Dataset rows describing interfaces
+ + + + +

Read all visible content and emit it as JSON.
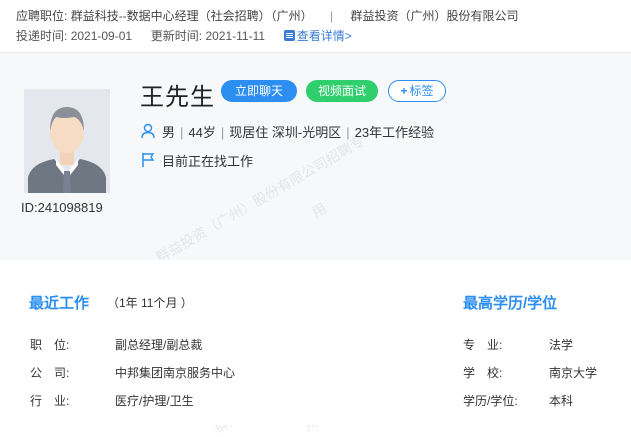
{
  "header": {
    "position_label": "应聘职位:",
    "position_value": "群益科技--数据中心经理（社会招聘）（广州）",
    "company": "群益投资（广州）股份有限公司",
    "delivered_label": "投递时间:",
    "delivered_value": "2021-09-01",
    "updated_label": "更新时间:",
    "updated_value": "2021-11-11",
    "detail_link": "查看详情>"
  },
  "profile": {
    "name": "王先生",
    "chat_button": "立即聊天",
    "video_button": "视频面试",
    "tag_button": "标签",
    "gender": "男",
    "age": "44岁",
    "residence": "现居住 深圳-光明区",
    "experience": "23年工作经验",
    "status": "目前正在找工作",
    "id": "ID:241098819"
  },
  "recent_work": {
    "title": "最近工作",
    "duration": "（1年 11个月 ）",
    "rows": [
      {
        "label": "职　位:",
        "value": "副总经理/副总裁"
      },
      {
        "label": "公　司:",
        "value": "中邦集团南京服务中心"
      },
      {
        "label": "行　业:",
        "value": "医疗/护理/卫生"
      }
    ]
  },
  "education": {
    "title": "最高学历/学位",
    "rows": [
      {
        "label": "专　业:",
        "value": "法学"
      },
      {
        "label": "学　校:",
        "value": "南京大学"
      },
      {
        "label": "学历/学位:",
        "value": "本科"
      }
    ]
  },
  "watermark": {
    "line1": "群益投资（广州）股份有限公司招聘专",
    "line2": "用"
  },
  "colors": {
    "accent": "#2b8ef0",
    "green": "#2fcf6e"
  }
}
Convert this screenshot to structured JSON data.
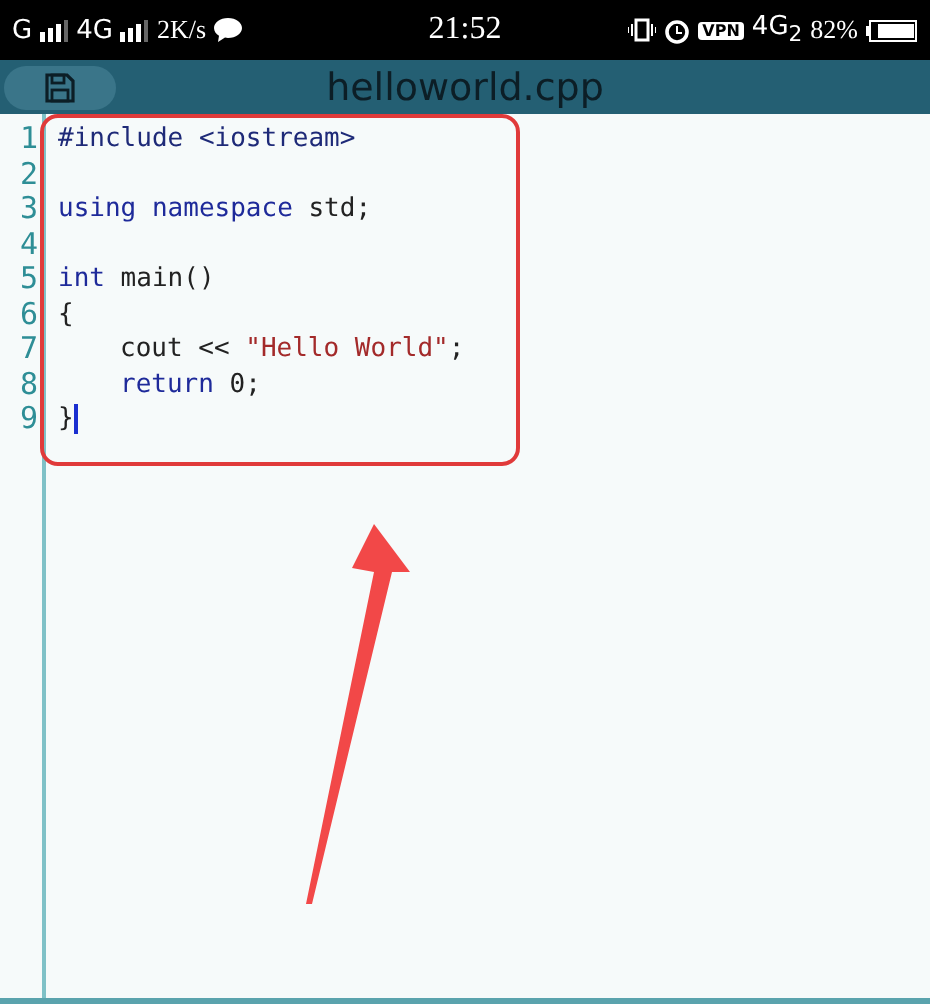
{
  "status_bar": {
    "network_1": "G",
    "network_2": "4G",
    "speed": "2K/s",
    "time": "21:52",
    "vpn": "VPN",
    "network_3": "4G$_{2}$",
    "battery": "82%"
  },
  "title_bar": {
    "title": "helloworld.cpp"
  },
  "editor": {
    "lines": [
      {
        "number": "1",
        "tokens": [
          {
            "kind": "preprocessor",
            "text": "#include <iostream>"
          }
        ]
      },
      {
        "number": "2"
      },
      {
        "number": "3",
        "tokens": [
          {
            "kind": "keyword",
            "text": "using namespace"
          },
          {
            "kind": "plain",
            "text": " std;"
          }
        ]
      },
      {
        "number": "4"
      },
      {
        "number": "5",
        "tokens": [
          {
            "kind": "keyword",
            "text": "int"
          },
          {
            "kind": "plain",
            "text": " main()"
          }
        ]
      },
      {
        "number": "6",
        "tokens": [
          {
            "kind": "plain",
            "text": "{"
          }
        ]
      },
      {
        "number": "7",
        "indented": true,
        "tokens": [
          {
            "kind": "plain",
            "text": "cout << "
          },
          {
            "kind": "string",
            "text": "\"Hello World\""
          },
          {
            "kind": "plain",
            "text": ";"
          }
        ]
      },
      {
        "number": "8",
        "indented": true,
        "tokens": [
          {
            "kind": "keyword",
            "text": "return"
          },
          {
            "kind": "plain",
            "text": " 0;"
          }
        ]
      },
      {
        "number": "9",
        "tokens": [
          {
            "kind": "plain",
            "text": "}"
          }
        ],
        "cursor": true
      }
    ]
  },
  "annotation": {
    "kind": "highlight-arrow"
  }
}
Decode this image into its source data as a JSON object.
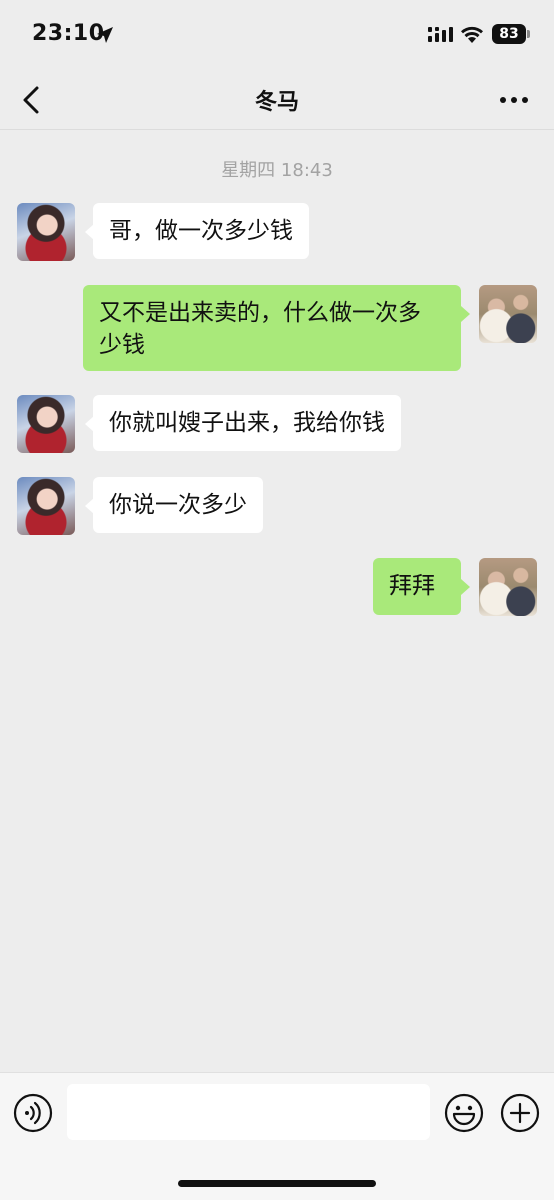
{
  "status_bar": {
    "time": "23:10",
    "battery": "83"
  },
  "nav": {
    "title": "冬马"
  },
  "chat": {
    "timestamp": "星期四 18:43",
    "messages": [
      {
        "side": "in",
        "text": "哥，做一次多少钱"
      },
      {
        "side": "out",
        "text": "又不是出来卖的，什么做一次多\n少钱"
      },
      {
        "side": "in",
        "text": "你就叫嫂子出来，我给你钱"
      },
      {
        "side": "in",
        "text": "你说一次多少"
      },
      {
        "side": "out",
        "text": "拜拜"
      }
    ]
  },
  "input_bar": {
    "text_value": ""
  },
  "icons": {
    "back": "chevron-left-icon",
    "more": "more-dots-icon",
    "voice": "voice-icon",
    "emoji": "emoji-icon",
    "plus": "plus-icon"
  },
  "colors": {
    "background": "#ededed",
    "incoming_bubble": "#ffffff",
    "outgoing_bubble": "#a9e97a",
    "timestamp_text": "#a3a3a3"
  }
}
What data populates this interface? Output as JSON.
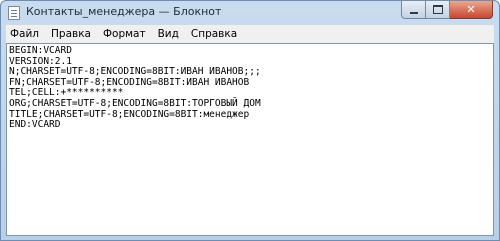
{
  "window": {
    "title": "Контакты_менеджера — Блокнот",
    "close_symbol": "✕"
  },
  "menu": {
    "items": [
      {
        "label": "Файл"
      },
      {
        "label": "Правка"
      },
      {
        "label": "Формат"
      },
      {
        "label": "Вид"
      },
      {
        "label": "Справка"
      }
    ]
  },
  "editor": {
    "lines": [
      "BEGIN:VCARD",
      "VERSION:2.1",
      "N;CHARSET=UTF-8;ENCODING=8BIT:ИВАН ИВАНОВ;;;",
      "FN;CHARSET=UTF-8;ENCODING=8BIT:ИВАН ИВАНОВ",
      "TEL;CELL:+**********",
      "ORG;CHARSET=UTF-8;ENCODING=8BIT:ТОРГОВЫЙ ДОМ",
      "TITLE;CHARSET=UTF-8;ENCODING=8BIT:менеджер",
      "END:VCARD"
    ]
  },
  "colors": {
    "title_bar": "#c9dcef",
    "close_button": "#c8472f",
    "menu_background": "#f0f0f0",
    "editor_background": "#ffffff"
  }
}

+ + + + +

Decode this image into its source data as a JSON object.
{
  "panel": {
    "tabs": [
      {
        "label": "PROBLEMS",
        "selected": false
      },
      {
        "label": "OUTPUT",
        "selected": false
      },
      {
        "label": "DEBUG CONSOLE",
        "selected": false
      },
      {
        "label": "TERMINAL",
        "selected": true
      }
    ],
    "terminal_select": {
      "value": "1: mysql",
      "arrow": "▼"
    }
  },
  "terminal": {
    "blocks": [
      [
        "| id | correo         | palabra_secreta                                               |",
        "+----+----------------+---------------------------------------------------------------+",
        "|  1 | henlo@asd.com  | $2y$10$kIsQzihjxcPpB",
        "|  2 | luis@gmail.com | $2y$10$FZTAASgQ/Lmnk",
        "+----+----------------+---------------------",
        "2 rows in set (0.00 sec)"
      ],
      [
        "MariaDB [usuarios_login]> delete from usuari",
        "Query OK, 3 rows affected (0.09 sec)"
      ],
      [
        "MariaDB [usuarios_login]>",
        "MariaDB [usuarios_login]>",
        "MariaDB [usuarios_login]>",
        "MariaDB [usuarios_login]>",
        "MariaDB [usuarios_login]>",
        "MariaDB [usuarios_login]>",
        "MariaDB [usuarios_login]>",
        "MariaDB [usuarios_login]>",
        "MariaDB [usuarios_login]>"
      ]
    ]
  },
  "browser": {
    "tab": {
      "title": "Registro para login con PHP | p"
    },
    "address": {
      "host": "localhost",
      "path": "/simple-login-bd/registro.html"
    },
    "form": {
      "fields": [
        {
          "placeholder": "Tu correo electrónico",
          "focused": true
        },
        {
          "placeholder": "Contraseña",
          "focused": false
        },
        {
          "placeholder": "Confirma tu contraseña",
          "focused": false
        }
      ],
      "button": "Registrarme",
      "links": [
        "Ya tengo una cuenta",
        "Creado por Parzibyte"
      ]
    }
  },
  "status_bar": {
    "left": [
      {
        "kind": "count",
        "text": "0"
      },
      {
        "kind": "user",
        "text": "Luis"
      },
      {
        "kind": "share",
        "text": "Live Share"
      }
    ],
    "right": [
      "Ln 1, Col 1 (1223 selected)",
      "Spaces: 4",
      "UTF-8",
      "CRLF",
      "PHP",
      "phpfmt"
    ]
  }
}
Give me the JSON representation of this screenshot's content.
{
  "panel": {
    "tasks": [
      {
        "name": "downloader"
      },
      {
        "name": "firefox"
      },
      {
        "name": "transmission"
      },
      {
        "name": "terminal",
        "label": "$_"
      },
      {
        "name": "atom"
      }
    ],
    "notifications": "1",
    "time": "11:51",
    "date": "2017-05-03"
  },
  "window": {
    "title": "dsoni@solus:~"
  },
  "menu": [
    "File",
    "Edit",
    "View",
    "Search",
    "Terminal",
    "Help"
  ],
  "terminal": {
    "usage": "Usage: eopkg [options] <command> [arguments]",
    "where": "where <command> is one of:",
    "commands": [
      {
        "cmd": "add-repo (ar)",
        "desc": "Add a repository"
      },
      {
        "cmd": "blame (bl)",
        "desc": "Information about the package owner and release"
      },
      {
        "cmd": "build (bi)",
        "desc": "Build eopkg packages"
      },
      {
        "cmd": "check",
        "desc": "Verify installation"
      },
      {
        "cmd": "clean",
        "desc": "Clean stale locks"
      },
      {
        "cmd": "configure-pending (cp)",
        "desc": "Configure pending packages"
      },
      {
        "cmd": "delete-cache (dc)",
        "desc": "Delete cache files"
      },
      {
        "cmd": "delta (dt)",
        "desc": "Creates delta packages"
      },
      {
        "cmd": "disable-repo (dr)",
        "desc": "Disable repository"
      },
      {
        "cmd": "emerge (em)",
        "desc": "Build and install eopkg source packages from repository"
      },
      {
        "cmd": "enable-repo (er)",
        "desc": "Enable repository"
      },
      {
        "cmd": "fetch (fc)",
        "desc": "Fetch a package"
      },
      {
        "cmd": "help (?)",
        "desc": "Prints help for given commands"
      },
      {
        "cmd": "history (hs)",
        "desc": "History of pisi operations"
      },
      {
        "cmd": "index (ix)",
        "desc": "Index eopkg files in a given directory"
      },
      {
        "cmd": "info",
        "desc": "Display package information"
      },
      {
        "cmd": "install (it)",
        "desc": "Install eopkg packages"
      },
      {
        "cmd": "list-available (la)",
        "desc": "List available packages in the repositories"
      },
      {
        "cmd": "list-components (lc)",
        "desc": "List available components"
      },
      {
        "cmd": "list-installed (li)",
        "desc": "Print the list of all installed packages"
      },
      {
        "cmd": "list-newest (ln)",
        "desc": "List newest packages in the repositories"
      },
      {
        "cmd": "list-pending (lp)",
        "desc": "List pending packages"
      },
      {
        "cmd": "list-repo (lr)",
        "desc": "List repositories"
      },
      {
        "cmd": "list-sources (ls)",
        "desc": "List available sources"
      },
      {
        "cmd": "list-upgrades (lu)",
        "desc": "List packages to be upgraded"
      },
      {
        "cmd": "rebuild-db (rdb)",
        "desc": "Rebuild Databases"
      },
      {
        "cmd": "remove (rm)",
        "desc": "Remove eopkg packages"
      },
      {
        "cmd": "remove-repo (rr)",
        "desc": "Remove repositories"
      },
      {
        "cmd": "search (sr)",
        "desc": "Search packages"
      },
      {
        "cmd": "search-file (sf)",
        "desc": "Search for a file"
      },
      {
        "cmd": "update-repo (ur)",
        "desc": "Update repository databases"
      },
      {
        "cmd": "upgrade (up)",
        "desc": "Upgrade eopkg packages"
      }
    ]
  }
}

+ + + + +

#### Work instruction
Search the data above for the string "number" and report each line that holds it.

#### Finished task
        "number": "1",
        "number": "2"
        "number": "3",
        "number": "4"
        "number": "5",
        "number": "6",
        "number": "7",
        "number": "8",
        "number": "9",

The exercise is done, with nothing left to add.